[Opening PROVIDED DATA section]

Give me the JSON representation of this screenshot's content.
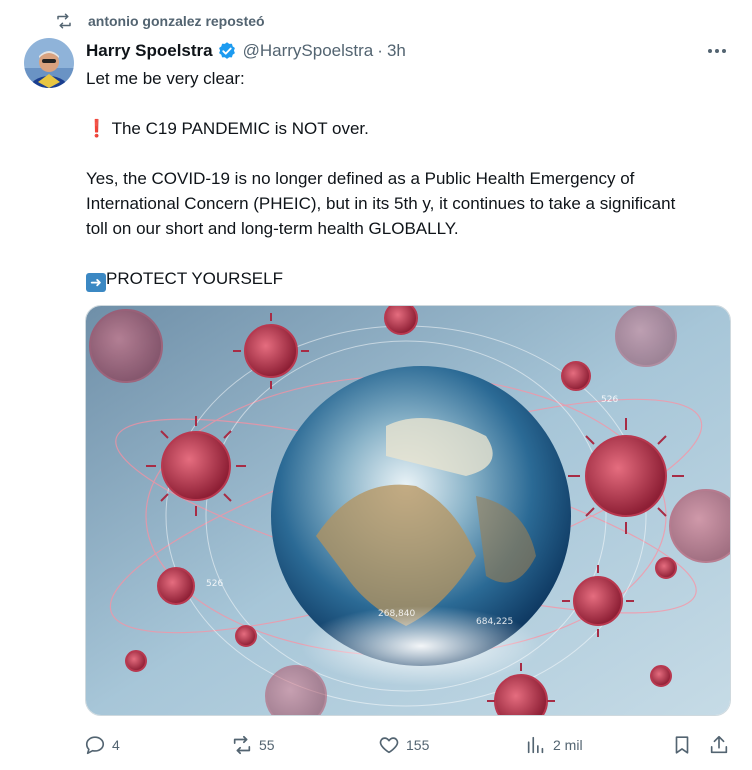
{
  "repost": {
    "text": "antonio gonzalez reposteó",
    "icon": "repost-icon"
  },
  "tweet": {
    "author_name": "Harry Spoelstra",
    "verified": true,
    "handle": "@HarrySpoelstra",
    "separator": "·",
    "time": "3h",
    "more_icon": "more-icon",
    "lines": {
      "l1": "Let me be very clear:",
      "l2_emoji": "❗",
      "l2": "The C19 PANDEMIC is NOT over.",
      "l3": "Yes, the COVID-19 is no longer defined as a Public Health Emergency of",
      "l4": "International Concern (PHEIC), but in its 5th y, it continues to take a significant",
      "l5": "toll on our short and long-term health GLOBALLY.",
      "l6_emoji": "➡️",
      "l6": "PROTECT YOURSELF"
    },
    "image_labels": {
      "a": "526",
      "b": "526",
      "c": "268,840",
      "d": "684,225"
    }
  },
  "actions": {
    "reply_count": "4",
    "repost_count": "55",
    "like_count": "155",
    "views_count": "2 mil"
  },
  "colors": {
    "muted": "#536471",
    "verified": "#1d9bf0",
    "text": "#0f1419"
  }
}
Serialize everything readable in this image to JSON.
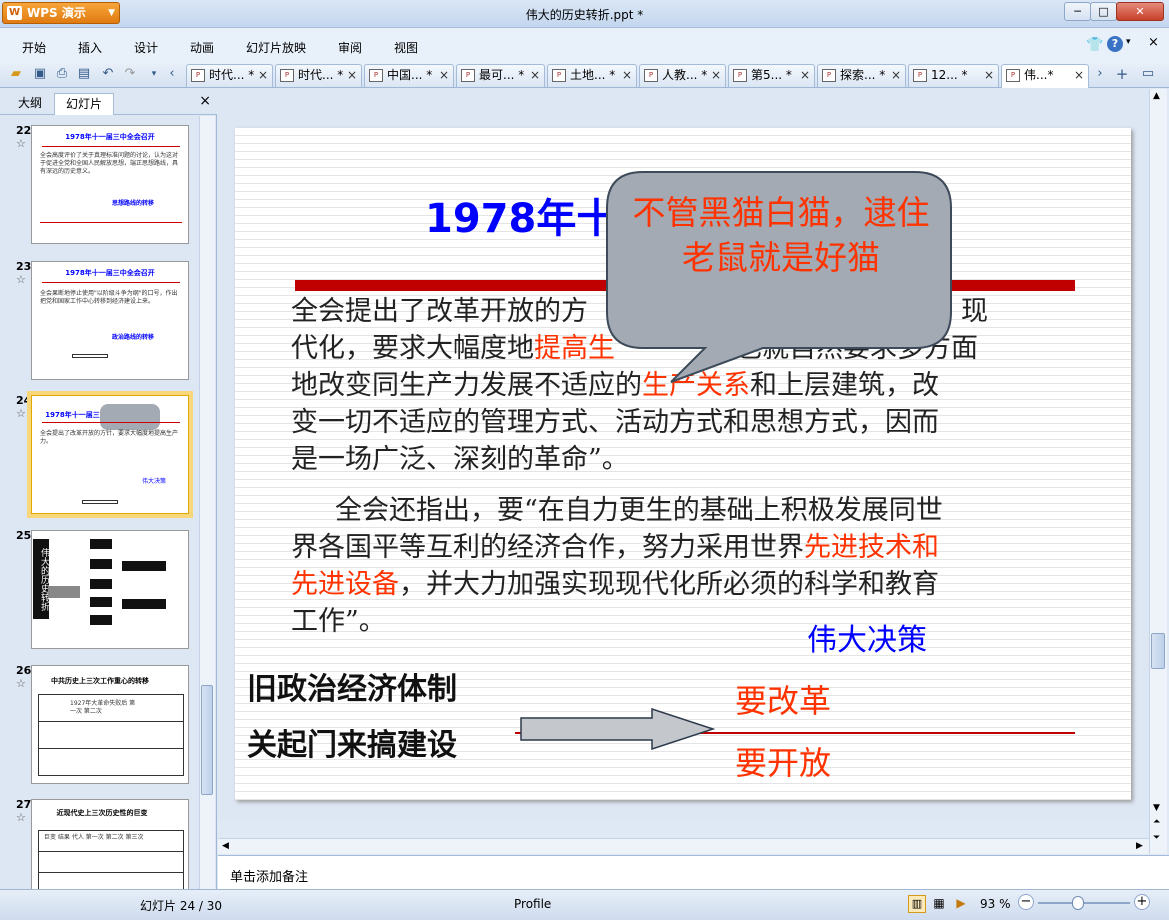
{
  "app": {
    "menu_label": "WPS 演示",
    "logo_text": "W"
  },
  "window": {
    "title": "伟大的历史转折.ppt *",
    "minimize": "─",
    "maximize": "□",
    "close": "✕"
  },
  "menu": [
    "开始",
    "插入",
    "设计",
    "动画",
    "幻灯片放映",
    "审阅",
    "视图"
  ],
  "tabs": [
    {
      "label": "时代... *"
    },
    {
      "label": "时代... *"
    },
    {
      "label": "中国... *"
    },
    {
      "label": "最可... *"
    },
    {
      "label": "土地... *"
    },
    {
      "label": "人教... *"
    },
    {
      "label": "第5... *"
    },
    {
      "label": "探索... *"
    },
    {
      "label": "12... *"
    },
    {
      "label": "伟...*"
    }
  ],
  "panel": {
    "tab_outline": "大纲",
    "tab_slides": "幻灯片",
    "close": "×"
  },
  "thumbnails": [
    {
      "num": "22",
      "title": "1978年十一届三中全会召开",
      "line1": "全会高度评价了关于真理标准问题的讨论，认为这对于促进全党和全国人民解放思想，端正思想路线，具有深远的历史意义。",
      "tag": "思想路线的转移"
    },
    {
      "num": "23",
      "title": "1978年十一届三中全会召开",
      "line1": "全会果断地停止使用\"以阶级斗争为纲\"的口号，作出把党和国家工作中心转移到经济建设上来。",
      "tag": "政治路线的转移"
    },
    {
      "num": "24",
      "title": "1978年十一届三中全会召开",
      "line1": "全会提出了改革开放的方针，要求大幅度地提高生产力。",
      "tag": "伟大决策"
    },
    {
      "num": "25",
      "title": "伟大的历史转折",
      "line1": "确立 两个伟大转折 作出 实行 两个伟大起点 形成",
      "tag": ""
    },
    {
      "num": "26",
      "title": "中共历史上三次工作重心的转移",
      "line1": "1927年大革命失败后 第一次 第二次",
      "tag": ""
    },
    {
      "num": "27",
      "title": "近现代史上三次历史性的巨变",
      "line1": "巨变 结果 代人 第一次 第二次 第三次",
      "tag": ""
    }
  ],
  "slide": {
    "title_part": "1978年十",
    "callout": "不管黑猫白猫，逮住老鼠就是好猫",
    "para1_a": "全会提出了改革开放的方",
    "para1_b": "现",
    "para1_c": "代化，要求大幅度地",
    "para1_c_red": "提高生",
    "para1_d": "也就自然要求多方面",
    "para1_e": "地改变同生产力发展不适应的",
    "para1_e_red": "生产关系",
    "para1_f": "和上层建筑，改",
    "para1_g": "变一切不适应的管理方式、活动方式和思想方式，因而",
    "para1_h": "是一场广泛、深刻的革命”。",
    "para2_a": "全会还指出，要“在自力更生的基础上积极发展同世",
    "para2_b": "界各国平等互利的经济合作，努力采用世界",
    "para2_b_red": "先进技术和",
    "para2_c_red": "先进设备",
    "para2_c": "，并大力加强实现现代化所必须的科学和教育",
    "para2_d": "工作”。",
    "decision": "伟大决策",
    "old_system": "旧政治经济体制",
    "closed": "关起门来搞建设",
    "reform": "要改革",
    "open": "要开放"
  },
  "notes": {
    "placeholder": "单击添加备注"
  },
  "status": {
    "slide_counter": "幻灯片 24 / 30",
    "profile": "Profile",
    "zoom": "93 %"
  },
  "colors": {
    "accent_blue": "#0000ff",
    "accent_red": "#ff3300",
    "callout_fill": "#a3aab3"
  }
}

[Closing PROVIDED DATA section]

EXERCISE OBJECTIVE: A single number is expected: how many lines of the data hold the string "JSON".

ANSWER TO THE PROBLEM: 2